The opinion of Judge Angelucci of the Fayette Circuit Court points out as well as could we why the statute does not fail the "rational basis test." That opinion held as follows:

While it is true that individuals between the ages of eighteen and twenty-one cannot legally purchase alcoholic beverages in Kentucky, under KRS 2.015 they are deemed to be adults for all other purposes unless they are handicapped. Those between the ages of sixteen and eighteen, on the other hand, are still deemed to be minors and the legislature may reasonably regard them as a class requiring closer supervision than those over the age of eighteen. More importantly, the legislature may properly decide that members of the general public are entitled to greater protection from those minors who have demonstrated a lack of maturity in both the consumption of alcohol and the operation of a motor vehicle upon the highways of the state.

For these same reasons the statute does not constitute special legislation in contravention of Section 59 of the Kentucky Constitution. The statute applies equally to all drivers who have not attained the age of majority, and as pointed out by Judge Angelucci, there are distinctive and natural reasons, based upon a consideration of maturity, or rather a lack thereof, for making such a classification. As also pointed out, the classification bears a reasonable relationship to the legislative purpose of protecting public safety. See Schoo v. Rose, Ky., 270 S.W.2d 940 (1954). Likewise, the statute does not violate Section 3 of the Kentucky Constitution. See Markendorf v. Friedman, 280 Ky. 484, 133 S.W.2d 516, 127 A.L.R. 416 (1939).

Finally, we do not believe that the statute contravenes the prohibition against cruel and unusual punishment found in the Eighth Amendment to the United States Constitution, or Section 17 of the Kentucky Constitution. For one thing, the penalty imposed upon those under 18 does not shock the conscience, neither is it greatly disproportionate to the offense, nor does it go beyond what is necessary to achieve the legislative intent.

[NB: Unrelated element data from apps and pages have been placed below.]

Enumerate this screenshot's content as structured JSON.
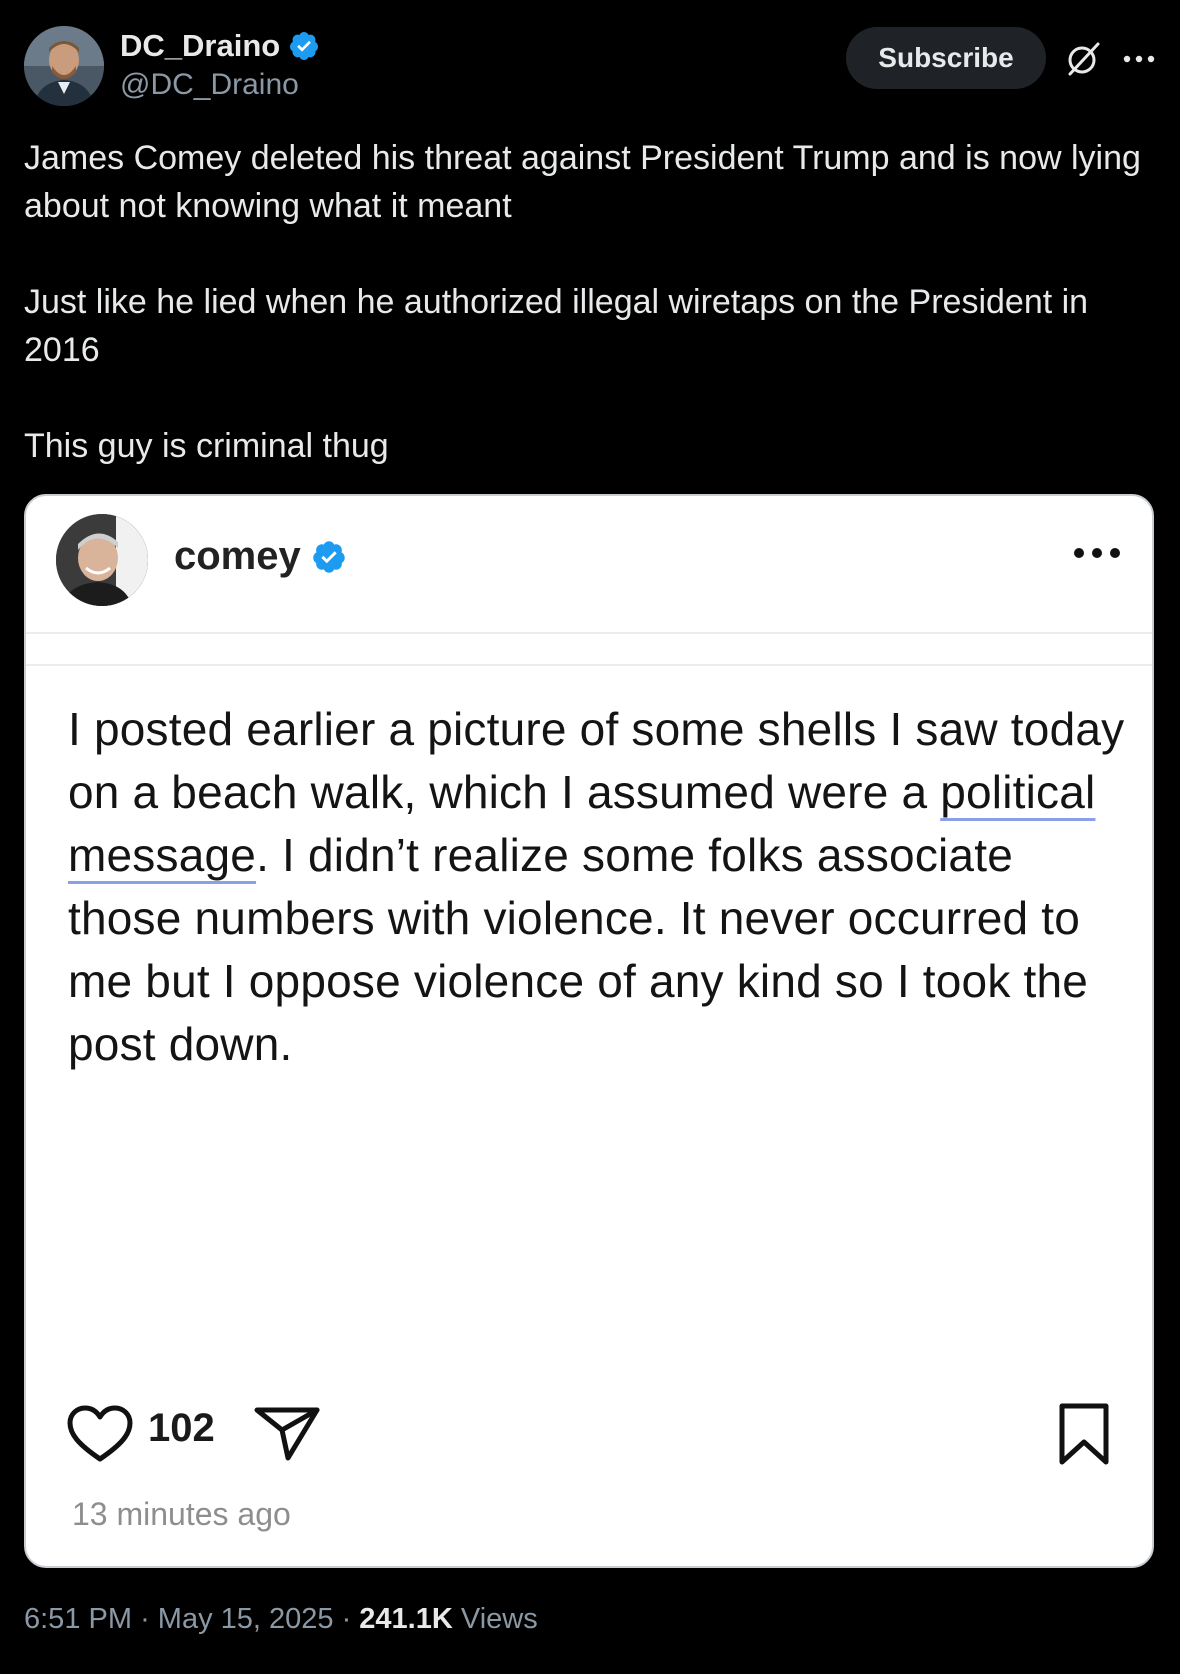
{
  "header": {
    "display_name": "DC_Draino",
    "handle": "@DC_Draino",
    "subscribe_label": "Subscribe"
  },
  "post": {
    "paragraphs": [
      "James Comey deleted his threat against President Trump and is now lying about not knowing what it meant",
      "Just like he lied when he authorized illegal wiretaps on the President in 2016",
      "This guy is criminal thug"
    ]
  },
  "embedded": {
    "username": "comey",
    "body_part1": "I posted earlier a picture of some shells I saw today on a beach walk, which I assumed were a ",
    "body_link1": "political",
    "body_link2": "message",
    "body_part2": ". I didn’t realize some folks associate those numbers with violence. It never occurred to me but I oppose violence of any kind so I took the post down.",
    "like_count": "102",
    "time_ago": "13 minutes ago"
  },
  "footer": {
    "time": "6:51 PM",
    "date": "May 15, 2025",
    "views_count": "241.1K",
    "views_label": "Views"
  },
  "colors": {
    "background": "#000000",
    "verified": "#1d9bf0",
    "text_primary": "#e7e9ea",
    "text_secondary": "#8b98a5"
  }
}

See Workman v. Commonwealth, Ky., 429 S.W.2d 374, 33 A.L. R.3d 326 (1968).

The judgments of the trial courts are affirmed.

All concur.